• How to complete this task: Give the number of lines in the data below that contain "Semi", with no other words.

• Supplied information:
----------------

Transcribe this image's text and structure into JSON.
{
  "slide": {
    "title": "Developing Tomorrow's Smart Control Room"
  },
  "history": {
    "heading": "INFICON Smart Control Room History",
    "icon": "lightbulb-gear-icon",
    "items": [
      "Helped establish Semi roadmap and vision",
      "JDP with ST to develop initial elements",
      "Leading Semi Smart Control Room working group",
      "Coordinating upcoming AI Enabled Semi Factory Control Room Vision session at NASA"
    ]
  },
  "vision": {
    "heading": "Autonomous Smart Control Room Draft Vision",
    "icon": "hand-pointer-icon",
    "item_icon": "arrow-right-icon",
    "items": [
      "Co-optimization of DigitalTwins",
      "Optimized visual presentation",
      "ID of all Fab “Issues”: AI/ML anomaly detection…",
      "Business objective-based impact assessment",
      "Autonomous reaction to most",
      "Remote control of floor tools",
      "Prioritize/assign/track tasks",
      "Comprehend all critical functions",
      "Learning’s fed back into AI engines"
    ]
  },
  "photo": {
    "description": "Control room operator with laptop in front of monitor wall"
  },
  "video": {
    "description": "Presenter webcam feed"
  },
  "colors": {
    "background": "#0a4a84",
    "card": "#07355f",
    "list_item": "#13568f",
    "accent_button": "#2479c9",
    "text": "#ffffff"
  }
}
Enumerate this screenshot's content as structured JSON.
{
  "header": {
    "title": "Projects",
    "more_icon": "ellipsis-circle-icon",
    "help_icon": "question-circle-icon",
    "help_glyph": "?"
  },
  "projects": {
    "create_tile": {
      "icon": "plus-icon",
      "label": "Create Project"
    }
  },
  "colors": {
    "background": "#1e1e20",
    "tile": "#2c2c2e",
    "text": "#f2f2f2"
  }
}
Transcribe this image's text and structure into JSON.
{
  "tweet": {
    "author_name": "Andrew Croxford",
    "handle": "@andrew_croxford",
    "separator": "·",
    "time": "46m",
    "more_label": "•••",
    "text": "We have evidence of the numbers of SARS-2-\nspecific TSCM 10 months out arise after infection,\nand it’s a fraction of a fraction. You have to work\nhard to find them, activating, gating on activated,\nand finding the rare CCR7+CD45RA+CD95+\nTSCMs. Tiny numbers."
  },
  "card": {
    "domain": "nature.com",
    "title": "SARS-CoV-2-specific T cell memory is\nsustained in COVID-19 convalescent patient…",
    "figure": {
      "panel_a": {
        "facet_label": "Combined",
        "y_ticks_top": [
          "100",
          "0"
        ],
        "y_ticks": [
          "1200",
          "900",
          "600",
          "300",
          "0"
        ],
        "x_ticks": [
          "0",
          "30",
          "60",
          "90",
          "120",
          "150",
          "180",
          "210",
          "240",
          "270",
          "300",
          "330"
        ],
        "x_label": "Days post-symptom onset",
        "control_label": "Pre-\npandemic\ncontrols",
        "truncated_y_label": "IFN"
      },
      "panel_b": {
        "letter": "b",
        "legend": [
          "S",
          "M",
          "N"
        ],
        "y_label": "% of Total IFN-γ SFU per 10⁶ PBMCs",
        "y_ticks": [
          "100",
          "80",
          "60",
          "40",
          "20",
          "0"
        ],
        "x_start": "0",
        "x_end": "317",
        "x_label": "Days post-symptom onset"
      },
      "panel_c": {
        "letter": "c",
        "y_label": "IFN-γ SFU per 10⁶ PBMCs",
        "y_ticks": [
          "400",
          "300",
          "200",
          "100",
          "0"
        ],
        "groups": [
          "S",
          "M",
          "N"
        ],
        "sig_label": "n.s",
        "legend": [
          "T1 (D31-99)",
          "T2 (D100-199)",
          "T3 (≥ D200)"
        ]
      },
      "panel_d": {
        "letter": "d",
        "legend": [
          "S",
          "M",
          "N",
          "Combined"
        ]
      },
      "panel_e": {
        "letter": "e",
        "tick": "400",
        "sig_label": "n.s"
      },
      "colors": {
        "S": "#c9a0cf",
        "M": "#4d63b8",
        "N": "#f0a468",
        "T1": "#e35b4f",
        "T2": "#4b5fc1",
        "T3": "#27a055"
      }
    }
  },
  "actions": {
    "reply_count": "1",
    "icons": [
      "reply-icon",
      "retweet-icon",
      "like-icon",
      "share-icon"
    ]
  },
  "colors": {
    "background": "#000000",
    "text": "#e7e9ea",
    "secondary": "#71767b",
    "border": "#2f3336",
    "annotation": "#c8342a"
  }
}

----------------

• Response area: 3